Conaway: Farm bill work will start within 2 months |

Conaway: Farm bill work will start within 2 months

The Hagstrom Report
House Agriculture Committee members listen to farm leaders in Texas speak out on the next farm bill.
The Hagstrom Report |

Three additional “Conversations in the Field” listening sessions have been scheduled

» 10:30 a.m., Aug.3, Minnesota Farmfest, Gilfillan Estates, Morgan, Minn.

» Noon, Aug. 5 Modesto, Calif. Location to be announced.

» 9:30 a.m., Aug. 30 — 9:30 a.m., Farm Progress Show, Decatur, Ill.

House Agriculture Committee Chairman Michael Conaway said July 31 his committee will begin work on the next farm bill within the next eight weeks. He also said he wants to get the bill on the House floor this year.

After three hours of listening to farm leaders, Conaway added he wants to bring the bill to the floor of the House in the final quarter of 2017 because he disliked the turmoil of extensions.

The 2014 farm bill expires on Sept. 30, 2018.

According to Conaway, Senate Agriculture Committee Chairman Pat Roberts, R-Kan., wants to write the farm bill in 2017, and Senate Majority Leader Mitch McConnell, R-Ky., said “the sooner the better.”

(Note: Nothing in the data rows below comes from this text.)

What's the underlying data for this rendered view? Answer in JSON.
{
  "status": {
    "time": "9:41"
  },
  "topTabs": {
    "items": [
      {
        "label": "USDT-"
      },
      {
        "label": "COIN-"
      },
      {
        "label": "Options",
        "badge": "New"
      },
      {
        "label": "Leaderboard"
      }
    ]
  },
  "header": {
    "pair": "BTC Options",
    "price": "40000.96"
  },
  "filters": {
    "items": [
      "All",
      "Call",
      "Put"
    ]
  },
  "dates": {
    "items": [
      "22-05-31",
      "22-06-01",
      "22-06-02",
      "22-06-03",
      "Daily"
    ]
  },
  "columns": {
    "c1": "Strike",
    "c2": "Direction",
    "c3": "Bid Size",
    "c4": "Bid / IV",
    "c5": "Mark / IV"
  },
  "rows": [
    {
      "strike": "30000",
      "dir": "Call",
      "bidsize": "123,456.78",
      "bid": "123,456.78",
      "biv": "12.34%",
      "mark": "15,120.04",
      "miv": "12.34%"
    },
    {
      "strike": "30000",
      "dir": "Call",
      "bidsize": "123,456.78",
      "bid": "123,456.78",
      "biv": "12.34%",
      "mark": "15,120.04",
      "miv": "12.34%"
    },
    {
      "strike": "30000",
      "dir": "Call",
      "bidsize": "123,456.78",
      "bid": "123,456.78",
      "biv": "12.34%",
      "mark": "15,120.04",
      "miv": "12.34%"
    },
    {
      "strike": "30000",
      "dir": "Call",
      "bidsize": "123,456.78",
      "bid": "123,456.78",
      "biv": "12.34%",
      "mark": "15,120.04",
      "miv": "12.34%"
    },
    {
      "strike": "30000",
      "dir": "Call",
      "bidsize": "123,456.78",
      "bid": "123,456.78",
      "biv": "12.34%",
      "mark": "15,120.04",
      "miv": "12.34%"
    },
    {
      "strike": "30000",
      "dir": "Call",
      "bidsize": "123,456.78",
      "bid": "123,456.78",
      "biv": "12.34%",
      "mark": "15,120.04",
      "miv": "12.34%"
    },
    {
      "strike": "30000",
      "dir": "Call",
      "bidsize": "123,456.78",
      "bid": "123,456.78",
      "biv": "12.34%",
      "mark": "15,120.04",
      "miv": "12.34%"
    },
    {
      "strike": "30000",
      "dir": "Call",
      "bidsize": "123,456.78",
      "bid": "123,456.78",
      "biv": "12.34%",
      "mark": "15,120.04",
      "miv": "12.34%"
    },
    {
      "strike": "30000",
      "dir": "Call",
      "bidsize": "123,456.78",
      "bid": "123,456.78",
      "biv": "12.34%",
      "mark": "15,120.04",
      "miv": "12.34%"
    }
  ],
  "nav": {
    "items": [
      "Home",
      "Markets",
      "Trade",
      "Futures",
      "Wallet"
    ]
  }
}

Cotton and other interests

Cotton was the most prominent farm product discussed at the hearing, but almost everything in the farm bill came up at one point or another during a true listening session in which Texas leaders made statements for more than three hours and the members of the committee didn’t ask question.

A series of cotton growers and other farm leaders urged the committee to include cotton in the commodity title of the program. Cotton was taken out in 2014 to satisfy a World Trade Organization case the United States lost to Brazil after a panel decided the U.S. cotton program caused damage to Brazilian farmers because it interfered with world markets.

Eddie McBride, president and CEO of the Lubbock Chamber of Commerce, urged the committee to take action “before the entire industry is lost.”

Farm leaders also called for the continuation of crop insurance and commodity, conservation and foreign market development and promotion programs.

The hearing showed the diversity of interest in the farm bill in Texas.

A series of Texas anti-hunger and nutrition leaders urged the committee to continue the Supplemental Nutrition Assistance Program and the federal commodity distribution programs.

Representatives of organic agriculture, farmers markets and the nascent U.S. hemp and olive industries asked that their interests aren’t ignored in the farm bill.

Besides Conaway members who attended the event included ranking member Collin Peterson, Reps. Jodey Arrington, R-Texas, David Rouzer, R-N.C., Glenn Thompson, R-Pa., Rodney Davis, R-Ill., Roger Marshall, R-Kan., and Darren Soto, D-Fla.

Agriculture Secretary Sonny Perdue was not in attendance as originally planned because President Donald Trump called a cabinet meeting to introduce Homeland Security Secretary John Kelly as his new chief of staff. ❖